46
JANUARY-FEBRUARY 2014
|
THE FOREIGN SERVICE JOURNAL
Gerald Loftus, a State Department Foreign Service officer from 1979
to 2002, is director of the Tangier American Legation Institution for
Moroccan Studies. The Tangier Legation, America’s only overseas
National Historic Landmark, is located in the medina of the city. He
writes about the long history of Moroccan-American relations on per-
manent display at the institution’s museum at
.
Despite the wealth of material
generated by and about U.S. diplomat
J. Rives Childs, he remains an enigma
a quarter-century after his death.
BY GERALD LOF TUS
J. RIVES CHILDS
INWARTIME TANGIER
FS HERITAGE
O
n July 16, 1987, the
New York
Times
noted the passing of
J. Rives Childs (1893-1987), a
“former American diplomat and
authority on Casanova.”
Childs had led many lives:
volunteer ambulance driver à
la Hemingway and U.S. Army
cryptographer in France during
World War I (he later received
the Medal of Freedom for
cracking German codes); postwar White House correspondent;
American Relief Administration official (one of “Hoover’s Boys”)
in the famine-stricken USSR of the 1920s; and a Foreign Service
officer whose 30-year career culminated with ambassadorships
to Saudi Arabia and Ethiopia after World War II.
He also wrote 14 books, ranging from definitive studies of
Casanova and French writers of the 18th century (some writ-
ten in French) to several works touching on his Foreign Service
career.
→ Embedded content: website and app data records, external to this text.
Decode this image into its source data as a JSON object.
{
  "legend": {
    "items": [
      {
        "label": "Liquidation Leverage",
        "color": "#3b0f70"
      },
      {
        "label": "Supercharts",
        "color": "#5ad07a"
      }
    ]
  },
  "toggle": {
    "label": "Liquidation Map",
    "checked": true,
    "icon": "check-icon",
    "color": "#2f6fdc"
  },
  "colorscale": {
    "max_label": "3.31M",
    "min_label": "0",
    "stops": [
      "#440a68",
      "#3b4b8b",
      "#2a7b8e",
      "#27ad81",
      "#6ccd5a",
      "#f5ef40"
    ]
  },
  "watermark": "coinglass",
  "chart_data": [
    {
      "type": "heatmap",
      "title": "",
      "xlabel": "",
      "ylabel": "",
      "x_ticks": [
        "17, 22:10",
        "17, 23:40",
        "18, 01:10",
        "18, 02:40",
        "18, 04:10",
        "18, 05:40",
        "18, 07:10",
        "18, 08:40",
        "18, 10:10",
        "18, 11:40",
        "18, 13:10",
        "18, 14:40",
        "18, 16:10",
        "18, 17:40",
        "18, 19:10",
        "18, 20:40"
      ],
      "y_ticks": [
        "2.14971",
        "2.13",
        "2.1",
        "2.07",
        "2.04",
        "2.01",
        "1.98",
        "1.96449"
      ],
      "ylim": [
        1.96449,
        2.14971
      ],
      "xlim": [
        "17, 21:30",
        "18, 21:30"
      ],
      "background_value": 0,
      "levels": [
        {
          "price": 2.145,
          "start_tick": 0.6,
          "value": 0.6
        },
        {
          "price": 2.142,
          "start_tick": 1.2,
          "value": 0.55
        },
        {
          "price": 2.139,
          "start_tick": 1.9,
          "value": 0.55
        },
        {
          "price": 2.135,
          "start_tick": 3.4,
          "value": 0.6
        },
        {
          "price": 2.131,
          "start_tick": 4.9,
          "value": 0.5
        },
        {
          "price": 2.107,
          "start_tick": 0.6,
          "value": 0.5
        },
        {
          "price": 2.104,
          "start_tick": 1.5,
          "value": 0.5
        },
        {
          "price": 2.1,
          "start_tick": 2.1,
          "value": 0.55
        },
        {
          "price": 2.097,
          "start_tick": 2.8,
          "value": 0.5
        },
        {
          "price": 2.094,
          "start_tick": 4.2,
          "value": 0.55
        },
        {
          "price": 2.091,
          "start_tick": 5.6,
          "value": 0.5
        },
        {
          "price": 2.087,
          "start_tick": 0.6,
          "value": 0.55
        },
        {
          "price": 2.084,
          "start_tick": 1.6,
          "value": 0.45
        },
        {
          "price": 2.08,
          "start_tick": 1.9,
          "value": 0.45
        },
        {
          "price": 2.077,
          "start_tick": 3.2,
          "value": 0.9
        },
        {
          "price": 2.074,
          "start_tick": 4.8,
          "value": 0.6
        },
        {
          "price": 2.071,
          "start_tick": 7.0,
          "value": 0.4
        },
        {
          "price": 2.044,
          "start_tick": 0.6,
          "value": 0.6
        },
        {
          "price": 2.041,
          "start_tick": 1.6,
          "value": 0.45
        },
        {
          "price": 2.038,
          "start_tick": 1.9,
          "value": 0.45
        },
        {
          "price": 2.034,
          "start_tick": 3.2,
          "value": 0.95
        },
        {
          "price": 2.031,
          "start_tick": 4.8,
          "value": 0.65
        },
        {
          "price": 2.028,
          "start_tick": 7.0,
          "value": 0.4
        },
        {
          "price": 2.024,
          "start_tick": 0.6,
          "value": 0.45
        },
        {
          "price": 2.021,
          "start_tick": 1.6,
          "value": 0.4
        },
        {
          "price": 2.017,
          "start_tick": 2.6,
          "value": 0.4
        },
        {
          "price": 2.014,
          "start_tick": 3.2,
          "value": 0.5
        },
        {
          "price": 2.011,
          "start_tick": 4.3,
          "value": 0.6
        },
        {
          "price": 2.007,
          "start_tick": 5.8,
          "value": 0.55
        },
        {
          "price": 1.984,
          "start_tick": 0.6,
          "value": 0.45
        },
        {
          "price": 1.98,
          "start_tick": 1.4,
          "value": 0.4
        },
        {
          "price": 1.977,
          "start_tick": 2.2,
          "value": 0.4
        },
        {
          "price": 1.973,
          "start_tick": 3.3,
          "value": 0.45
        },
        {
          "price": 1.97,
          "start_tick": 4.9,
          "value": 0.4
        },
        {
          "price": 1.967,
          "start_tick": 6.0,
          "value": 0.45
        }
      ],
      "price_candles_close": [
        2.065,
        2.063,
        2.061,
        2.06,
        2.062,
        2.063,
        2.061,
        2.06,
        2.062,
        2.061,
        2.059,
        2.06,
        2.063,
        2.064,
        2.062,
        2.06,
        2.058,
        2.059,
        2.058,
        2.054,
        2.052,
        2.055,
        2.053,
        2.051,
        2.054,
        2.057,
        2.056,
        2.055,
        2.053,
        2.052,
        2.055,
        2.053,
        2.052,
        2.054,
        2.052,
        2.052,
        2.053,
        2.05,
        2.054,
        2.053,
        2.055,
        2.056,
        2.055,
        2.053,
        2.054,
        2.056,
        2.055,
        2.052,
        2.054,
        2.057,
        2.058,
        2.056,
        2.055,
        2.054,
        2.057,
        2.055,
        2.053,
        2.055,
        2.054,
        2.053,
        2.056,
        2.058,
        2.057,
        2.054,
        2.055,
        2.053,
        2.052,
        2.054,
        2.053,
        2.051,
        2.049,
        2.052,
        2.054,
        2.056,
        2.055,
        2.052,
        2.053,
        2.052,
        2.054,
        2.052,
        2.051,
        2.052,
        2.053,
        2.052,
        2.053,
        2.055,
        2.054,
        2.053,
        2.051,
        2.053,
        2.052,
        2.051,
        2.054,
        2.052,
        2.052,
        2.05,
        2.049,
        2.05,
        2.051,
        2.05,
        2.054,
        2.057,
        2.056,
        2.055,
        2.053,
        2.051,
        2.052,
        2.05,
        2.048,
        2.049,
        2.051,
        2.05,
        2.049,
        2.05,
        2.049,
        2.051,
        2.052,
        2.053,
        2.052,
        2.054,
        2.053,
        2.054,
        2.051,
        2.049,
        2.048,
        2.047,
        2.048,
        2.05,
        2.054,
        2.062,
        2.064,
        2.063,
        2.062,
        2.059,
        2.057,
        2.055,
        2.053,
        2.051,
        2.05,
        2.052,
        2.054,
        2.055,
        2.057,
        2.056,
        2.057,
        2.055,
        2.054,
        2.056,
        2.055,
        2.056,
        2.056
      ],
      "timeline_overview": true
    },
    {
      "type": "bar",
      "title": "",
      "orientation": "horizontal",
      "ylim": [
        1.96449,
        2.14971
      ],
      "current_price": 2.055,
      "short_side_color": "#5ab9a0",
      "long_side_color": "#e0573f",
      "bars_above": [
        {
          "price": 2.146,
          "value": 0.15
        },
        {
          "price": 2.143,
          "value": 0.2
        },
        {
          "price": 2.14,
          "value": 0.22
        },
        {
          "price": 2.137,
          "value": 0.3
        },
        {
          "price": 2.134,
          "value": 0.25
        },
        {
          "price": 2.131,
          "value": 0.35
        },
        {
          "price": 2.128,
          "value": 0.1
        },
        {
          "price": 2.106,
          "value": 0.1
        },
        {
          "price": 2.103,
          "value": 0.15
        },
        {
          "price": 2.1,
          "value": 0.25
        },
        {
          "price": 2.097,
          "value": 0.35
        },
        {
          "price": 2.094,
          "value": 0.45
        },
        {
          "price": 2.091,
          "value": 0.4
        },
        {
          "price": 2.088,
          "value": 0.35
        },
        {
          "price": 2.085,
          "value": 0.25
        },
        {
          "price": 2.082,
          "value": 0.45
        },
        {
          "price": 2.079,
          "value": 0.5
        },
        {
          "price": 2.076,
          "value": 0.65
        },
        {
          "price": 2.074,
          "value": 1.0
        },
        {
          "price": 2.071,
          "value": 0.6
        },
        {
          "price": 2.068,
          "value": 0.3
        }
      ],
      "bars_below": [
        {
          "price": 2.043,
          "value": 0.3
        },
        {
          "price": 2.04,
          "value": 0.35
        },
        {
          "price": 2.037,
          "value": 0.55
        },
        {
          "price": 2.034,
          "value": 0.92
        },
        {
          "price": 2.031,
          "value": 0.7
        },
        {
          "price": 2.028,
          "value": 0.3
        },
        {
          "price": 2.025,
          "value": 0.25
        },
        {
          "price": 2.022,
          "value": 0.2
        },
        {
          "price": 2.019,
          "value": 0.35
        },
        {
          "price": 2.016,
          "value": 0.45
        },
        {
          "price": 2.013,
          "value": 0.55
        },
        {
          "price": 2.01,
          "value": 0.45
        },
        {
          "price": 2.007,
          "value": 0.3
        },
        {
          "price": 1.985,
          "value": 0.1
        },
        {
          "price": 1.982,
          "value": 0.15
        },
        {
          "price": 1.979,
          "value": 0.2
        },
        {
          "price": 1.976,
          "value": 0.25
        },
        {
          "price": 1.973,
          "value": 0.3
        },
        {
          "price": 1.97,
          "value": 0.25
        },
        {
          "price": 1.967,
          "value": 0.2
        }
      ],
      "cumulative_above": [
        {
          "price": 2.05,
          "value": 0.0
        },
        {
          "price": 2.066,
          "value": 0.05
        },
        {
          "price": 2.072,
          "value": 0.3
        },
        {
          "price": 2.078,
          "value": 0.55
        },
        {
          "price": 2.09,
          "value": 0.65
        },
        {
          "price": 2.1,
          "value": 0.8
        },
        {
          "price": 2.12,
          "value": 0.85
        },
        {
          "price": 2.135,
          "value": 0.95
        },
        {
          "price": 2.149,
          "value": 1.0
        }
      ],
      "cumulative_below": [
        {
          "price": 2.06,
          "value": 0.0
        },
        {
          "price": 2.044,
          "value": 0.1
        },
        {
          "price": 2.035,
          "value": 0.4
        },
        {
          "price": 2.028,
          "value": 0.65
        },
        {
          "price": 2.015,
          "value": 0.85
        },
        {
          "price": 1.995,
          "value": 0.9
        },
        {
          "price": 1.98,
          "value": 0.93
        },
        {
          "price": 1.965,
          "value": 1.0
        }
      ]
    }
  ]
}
His final memoir,
Let the Credit Go
(1983), recounts his
tenure as chargé d’affaires at the American Legation in Tangier,
Morocco, between 1941 and 1945.
Despite the wealth of material generated by and about Childs,
1...,36,37,38,39,40,41,42,43,44,45 47,48,49,50,51,52,53,54,55,56,...100
Powered by FlippingBook